All of this rings hollow. Firstly, no new building is in fact needed, as there are tens of thousands of vacant homes. Secondly, the existing settlements cannot be maintained if there is to be any chance of a peaceful resolution. Thirdly, Likud has no intention of honouring such a pledge. The party's minister without portfolio, Danny Naveh, told the press that a freeze on construction in existing settlements was “something which first of all cannot happen in the field and secondly will not prompt the Palestinians in the end to stop the violence.''
Senior Palestinian negotiator Saeb Erekat dismissed Peres' offer. He told the BBC, “We don't hear the word ‘freeze'. We hear a game of deceit [with the Israelis] saying they will continue with the settlements, with the housing units being built within the settlements—and that's Israeli expansion, and that's the real problem.”
Peres' remarks are mainly for international consumption. He admits that his aim is to ensure that US support, upon which Israel is wholly reliant, is maintained, under conditions where sympathy for the Palestinians plight is growing.
Within America, the Bush administration is being pressured to take a firmer pro-Israeli stance. Last week, Secretary of State Colin Powell attended a Senate Appropriations subcommittee hearing into the Bush administration's budget request for $15.2 billion for foreign operations, during which he praised Sharon as “a man who does want peace”, while adding that Palestinian leader Yasser Arafat was also “anxious to get the peace process started again”.
He met a hostile response on Capitol Hill, with the chair of the subcommittee Republican Senator Mitch McConnell questioning for the first time whether the US should continue to send aid to Egypt, because its government's anti-Semitism was “at an all-time high”. Arafat was condemned for walking away “from the best deal the Palestinians will likely ever see.” McConnell questioned the justification for offering $75 million in assistance to Palestinians on the West Bank and Gaza Strip.
Democrat Party Senator Mary Landrieu also urged Powell to reassess the US relationship with the Palestinians.

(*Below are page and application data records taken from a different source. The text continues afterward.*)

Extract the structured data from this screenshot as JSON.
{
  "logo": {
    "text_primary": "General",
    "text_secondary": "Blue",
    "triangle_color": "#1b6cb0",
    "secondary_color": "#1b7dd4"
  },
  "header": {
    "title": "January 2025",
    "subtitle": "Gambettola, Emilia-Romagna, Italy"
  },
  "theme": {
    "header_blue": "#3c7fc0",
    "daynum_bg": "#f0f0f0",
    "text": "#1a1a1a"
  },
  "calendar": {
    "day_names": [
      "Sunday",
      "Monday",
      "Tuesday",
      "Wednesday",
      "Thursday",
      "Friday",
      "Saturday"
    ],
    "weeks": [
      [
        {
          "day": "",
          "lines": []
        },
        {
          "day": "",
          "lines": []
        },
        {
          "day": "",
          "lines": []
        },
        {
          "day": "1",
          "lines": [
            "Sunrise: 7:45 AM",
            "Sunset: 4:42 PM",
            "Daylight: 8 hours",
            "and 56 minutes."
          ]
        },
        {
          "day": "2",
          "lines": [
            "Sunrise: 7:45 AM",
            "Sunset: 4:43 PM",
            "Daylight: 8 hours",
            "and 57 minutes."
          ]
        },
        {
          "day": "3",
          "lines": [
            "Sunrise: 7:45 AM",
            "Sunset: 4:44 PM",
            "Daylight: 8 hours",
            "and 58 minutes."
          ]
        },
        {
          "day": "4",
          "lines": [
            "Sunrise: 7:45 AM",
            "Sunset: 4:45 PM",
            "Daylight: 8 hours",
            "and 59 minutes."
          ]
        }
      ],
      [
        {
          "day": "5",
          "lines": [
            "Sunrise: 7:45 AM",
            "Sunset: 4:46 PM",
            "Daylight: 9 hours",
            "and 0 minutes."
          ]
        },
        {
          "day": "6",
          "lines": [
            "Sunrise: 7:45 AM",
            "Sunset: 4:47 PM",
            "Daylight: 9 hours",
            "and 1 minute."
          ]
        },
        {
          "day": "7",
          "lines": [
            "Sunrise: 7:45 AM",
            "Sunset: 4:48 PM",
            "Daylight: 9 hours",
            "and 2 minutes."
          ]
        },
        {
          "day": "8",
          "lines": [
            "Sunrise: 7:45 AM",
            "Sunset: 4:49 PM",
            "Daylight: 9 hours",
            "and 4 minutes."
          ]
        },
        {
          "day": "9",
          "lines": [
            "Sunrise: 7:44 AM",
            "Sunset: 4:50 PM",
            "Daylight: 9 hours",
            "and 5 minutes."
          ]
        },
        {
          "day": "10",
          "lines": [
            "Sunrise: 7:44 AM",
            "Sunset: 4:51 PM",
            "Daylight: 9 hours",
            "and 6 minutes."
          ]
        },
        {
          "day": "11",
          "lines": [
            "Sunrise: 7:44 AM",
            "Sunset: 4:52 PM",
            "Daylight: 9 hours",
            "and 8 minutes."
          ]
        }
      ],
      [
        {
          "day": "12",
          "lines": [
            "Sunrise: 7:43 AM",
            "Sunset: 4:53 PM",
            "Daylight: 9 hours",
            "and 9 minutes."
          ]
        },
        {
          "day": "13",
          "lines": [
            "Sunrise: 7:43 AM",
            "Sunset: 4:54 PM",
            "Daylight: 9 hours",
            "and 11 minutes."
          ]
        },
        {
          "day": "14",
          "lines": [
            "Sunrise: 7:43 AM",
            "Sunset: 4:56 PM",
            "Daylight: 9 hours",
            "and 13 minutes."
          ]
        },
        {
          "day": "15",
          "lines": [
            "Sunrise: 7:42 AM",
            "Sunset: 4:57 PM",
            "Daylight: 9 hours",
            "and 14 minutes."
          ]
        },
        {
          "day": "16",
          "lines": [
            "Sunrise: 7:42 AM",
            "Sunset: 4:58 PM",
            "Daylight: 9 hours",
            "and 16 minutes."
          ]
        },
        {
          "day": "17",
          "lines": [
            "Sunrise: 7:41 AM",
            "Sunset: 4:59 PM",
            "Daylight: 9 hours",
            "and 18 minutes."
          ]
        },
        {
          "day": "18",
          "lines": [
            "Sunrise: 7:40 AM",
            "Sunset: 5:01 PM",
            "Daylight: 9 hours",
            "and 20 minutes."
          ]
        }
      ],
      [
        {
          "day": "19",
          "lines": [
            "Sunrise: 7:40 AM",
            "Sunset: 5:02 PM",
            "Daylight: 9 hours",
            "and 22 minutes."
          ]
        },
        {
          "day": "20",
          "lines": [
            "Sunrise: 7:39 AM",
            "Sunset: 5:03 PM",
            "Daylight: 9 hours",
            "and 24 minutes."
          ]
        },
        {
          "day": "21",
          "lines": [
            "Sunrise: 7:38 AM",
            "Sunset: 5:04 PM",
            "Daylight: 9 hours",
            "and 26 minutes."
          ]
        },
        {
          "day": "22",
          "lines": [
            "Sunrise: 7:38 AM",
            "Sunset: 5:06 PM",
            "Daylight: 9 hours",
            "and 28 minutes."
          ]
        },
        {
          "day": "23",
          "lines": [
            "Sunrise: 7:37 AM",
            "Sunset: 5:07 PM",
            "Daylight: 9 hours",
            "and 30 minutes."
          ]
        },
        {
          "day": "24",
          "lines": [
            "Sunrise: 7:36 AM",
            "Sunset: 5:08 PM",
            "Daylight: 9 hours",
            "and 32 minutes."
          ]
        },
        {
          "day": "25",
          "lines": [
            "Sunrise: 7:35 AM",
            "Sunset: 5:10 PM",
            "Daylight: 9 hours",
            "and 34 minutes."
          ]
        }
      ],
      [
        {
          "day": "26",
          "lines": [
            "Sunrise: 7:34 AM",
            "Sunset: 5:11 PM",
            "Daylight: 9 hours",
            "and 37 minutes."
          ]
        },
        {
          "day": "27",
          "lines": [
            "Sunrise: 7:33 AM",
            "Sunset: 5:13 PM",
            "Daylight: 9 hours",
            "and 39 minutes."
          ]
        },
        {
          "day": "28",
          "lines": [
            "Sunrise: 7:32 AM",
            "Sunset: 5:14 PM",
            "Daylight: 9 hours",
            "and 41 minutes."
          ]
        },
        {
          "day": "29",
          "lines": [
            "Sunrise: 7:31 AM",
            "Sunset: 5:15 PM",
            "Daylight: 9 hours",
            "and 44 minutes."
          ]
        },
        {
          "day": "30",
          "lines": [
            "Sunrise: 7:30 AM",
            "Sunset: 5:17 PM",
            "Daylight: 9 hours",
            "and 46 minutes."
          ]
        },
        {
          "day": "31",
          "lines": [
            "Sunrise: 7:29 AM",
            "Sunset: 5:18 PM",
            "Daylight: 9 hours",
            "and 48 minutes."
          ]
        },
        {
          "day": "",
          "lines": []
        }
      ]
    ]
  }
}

Powell was forced to urge Congress not to cut the $2 billion in aid to Egypt, America's key Arab ally in the Middle East, saying Egypt, along with Jordan, “play an important part in the region''. Powell is expected to meet with Arafat during his trip to Africa and Europe May 22 to 30.